What you have to do:
Check every line of the data below for the word "time". Copy the ones that have it.
--- Provided information Enclosed Below ---
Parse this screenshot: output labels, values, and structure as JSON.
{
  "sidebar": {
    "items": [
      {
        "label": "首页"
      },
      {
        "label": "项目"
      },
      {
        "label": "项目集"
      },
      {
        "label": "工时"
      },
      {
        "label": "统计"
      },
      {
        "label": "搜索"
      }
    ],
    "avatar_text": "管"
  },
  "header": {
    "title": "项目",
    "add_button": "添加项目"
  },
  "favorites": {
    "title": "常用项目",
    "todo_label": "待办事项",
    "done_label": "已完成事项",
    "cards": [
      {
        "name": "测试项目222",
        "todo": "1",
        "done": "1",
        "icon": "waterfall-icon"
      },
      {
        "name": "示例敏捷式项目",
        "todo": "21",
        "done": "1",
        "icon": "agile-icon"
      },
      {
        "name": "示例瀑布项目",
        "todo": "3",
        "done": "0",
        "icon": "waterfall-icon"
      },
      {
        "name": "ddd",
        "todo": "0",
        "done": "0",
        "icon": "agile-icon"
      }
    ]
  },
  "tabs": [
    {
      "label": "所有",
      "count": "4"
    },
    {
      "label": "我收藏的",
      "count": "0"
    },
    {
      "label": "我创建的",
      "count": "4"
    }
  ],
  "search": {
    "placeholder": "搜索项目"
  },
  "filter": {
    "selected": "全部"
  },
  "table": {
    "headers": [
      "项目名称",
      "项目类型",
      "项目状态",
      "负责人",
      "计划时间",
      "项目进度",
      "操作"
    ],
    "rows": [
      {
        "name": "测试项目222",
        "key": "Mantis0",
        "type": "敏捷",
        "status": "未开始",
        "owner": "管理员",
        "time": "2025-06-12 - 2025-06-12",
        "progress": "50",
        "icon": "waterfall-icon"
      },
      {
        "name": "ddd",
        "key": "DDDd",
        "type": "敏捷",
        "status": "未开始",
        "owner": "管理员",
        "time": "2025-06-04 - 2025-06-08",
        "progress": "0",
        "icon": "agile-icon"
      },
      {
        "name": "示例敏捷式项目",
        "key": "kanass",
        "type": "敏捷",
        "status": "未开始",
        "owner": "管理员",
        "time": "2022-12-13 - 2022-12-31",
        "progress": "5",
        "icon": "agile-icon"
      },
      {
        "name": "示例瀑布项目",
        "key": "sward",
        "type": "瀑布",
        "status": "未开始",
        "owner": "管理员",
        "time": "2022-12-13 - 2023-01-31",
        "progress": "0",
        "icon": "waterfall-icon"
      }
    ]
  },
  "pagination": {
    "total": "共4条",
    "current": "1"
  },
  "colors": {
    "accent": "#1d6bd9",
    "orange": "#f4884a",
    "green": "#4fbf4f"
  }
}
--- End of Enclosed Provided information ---
Response:
        "time": "2025-06-12 - 2025-06-12",
        "time": "2025-06-04 - 2025-06-08",
        "time": "2022-12-13 - 2022-12-31",
        "time": "2022-12-13 - 2023-01-31",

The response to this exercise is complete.